And these expectation-driven connections are not just constant.

They’re also non-linear.  Nothing happens as planned any more.  You can tell yourself that you will plan your week in advance, but how often has the calendar morphed between Monday and Friday with cancellations, additions, and adjustments?  Shucks, how about since lunch?  Straight lines have become legends the greybeards at executive row the soda/pop/coke machine tell us.

And that is exactly my point.

People still act as if the complexity is just an obstacle to be overcome. As if it’s just a passing phase of increased noise. We say that we can work our way through it all. Just keep on keeping on.  In the mean time, go fill out that sales planner, play the numbers game, and follow that sales process.  And remember, it’s easy to do because that’s how I did it when I was a kid.

Frankly, I’m tired of it.
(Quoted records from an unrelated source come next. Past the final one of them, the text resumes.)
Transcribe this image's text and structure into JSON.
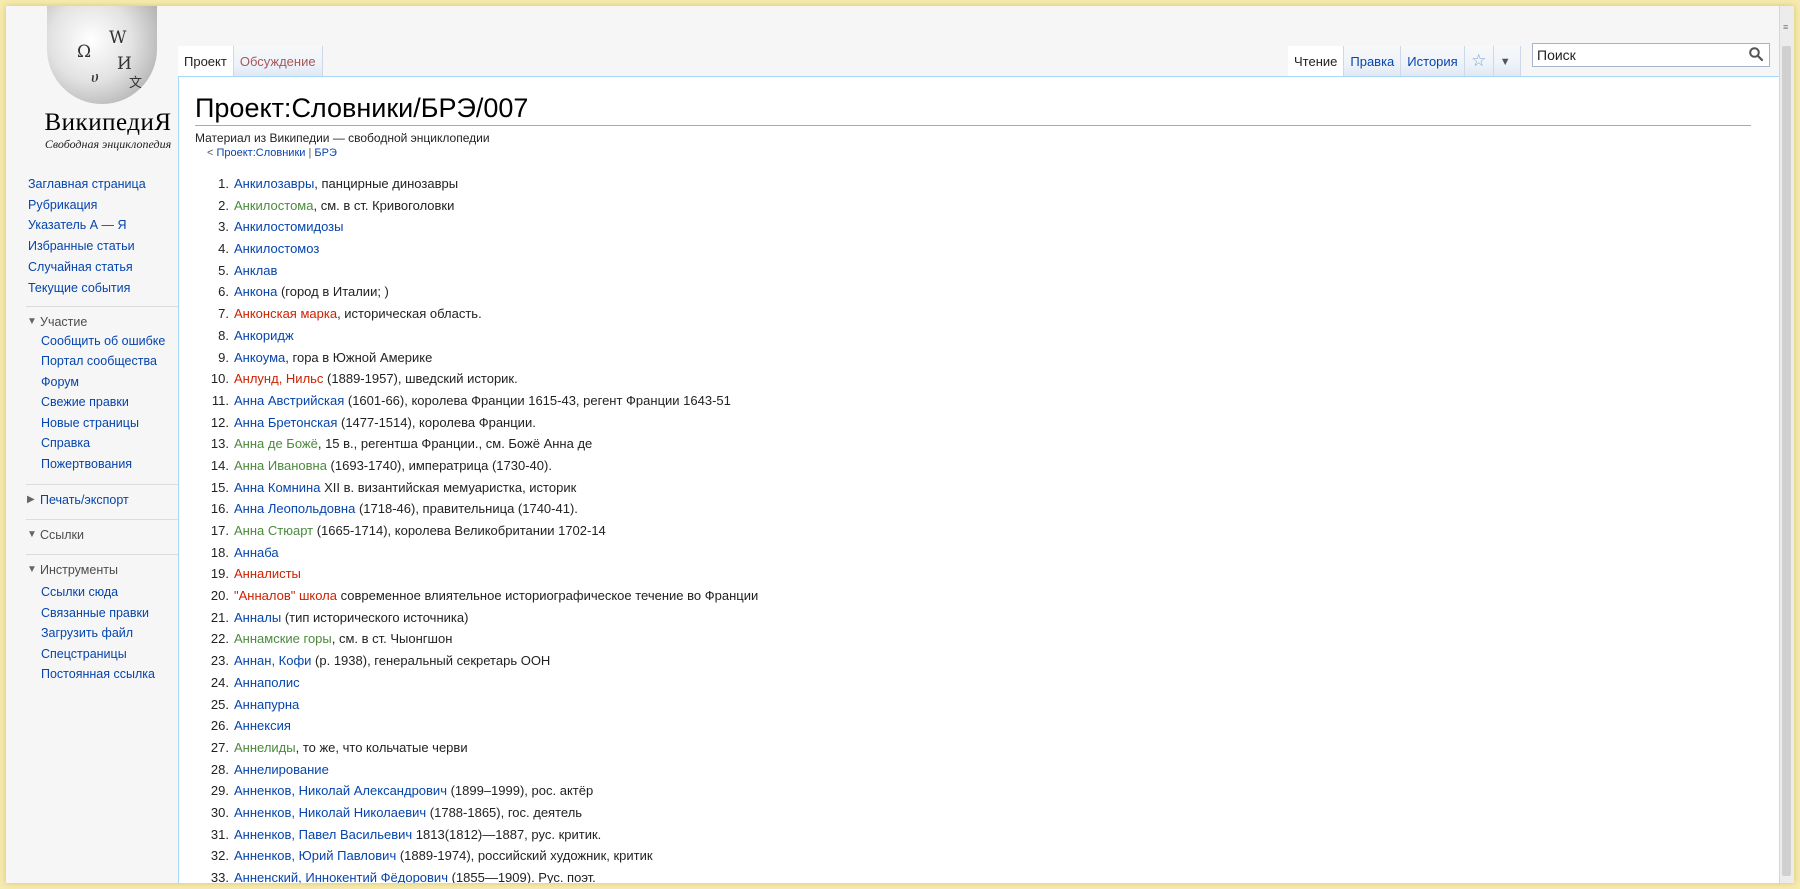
{
  "logo": {
    "wordmark": "ВикипедиЯ",
    "tagline": "Свободная энциклопедия",
    "glyphs": [
      "Ω",
      "W",
      "И",
      "ሀ",
      "文"
    ]
  },
  "sidebar": {
    "main_links": [
      "Заглавная страница",
      "Рубрикация",
      "Указатель А — Я",
      "Избранные статьи",
      "Случайная статья",
      "Текущие события"
    ],
    "participate": {
      "title": "Участие",
      "links": [
        "Сообщить об ошибке",
        "Портал сообщества",
        "Форум",
        "Свежие правки",
        "Новые страницы",
        "Справка",
        "Пожертвования"
      ]
    },
    "print_export": {
      "title": "Печать/экспорт"
    },
    "links_section": {
      "title": "Ссылки"
    },
    "tools": {
      "title": "Инструменты",
      "links": [
        "Ссылки сюда",
        "Связанные правки",
        "Загрузить файл",
        "Спецстраницы",
        "Постоянная ссылка"
      ]
    }
  },
  "tabs": {
    "project": "Проект",
    "discussion": "Обсуждение",
    "read": "Чтение",
    "edit": "Правка",
    "history": "История"
  },
  "search": {
    "placeholder": "Поиск"
  },
  "page": {
    "title": "Проект:Словники/БРЭ/007",
    "subtitle": "Материал из Википедии — свободной энциклопедии",
    "breadcrumb_prefix": "< ",
    "breadcrumb_link1": "Проект:Словники",
    "breadcrumb_sep": " | ",
    "breadcrumb_link2": "БРЭ"
  },
  "colors": {
    "link_blue": "#0645ad",
    "link_green": "#4b8a3c",
    "link_red": "#cc2200",
    "page_border": "#f6eab0"
  },
  "entries": [
    {
      "num": "1.",
      "link": "Анкилозавры",
      "color": "blue",
      "text": ", панцирные динозавры"
    },
    {
      "num": "2.",
      "link": "Анкилостома",
      "color": "green",
      "text": ", см. в ст. Кривоголовки"
    },
    {
      "num": "3.",
      "link": "Анкилостомидозы",
      "color": "blue",
      "text": ""
    },
    {
      "num": "4.",
      "link": "Анкилостомоз",
      "color": "blue",
      "text": ""
    },
    {
      "num": "5.",
      "link": "Анклав",
      "color": "blue",
      "text": ""
    },
    {
      "num": "6.",
      "link": "Анкона",
      "color": "blue",
      "text": " (город в Италии; )"
    },
    {
      "num": "7.",
      "link": "Анконская марка",
      "color": "red",
      "text": ", историческая область."
    },
    {
      "num": "8.",
      "link": "Анкоридж",
      "color": "blue",
      "text": ""
    },
    {
      "num": "9.",
      "link": "Анкоума",
      "color": "blue",
      "text": ", гора в Южной Америке"
    },
    {
      "num": "10.",
      "link": "Анлунд, Нильс",
      "color": "red",
      "text": " (1889-1957), шведский историк."
    },
    {
      "num": "11.",
      "link": "Анна Австрийская",
      "color": "blue",
      "text": " (1601-66), королева Франции 1615-43, регент Франции 1643-51"
    },
    {
      "num": "12.",
      "link": "Анна Бретонская",
      "color": "blue",
      "text": " (1477-1514), королева Франции."
    },
    {
      "num": "13.",
      "link": "Анна де Божё",
      "color": "green",
      "text": ", 15 в., регентша Франции., см. Божё Анна де"
    },
    {
      "num": "14.",
      "link": "Анна Ивановна",
      "color": "green",
      "text": " (1693-1740), императрица (1730-40)."
    },
    {
      "num": "15.",
      "link": "Анна Комнина",
      "color": "blue",
      "text": " XII в. византийская мемуаристка, историк"
    },
    {
      "num": "16.",
      "link": "Анна Леопольдовна",
      "color": "blue",
      "text": " (1718-46), правительница (1740-41)."
    },
    {
      "num": "17.",
      "link": "Анна Стюарт",
      "color": "green",
      "text": " (1665-1714), королева Великобритании 1702-14"
    },
    {
      "num": "18.",
      "link": "Аннаба",
      "color": "blue",
      "text": ""
    },
    {
      "num": "19.",
      "link": "Анналисты",
      "color": "red",
      "text": ""
    },
    {
      "num": "20.",
      "link": "\"Анналов\" школа",
      "color": "red",
      "text": " современное влиятельное историографическое течение во Франции"
    },
    {
      "num": "21.",
      "link": "Анналы",
      "color": "blue",
      "text": " (тип исторического источника)"
    },
    {
      "num": "22.",
      "link": "Аннамские горы",
      "color": "green",
      "text": ", см. в ст. Чыонгшон"
    },
    {
      "num": "23.",
      "link": "Аннан, Кофи",
      "color": "blue",
      "text": " (р. 1938), генеральный секретарь ООН"
    },
    {
      "num": "24.",
      "link": "Аннаполис",
      "color": "blue",
      "text": ""
    },
    {
      "num": "25.",
      "link": "Аннапурна",
      "color": "blue",
      "text": ""
    },
    {
      "num": "26.",
      "link": "Аннексия",
      "color": "blue",
      "text": ""
    },
    {
      "num": "27.",
      "link": "Аннелиды",
      "color": "green",
      "text": ", то же, что кольчатые черви"
    },
    {
      "num": "28.",
      "link": "Аннелирование",
      "color": "blue",
      "text": ""
    },
    {
      "num": "29.",
      "link": "Анненков, Николай Александрович",
      "color": "blue",
      "text": " (1899–1999), рос. актёр"
    },
    {
      "num": "30.",
      "link": "Анненков, Николай Николаевич",
      "color": "blue",
      "text": " (1788-1865), гос. деятель"
    },
    {
      "num": "31.",
      "link": "Анненков, Павел Васильевич",
      "color": "blue",
      "text": " 1813(1812)—1887, рус. критик."
    },
    {
      "num": "32.",
      "link": "Анненков, Юрий Павлович",
      "color": "blue",
      "text": " (1889-1974), российский художник, критик"
    },
    {
      "num": "33.",
      "link": "Анненский, Иннокентий Фёдорович",
      "color": "blue",
      "text": " (1855—1909). Рус. поэт."
    }
  ]
}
The rules of “more” and “faster” have become ingrained in every aspect of life. But the complexity of the world today has seeped into every buyer’s world, creating more chaos than can reasonably be “managed.” If we (as people who sell for a living) don’t change how we live, we will get buried in the chaos.  And I can’t watch that happen. Not when I genuinely believe that I think I have figured out how the chaos works.

This blog is dedicated to living and selling differently.  To embracing the chaos instead of trying to shut the door on it.  If that doesn’t intrigue you, well… I hope you really enjoy the ride you’re on.  The seat belts don’t get bigger.  But if that does intrigue you, stay tuned.  And join me.  Be a part of shifting how we live and sell.

And viva la revolucion.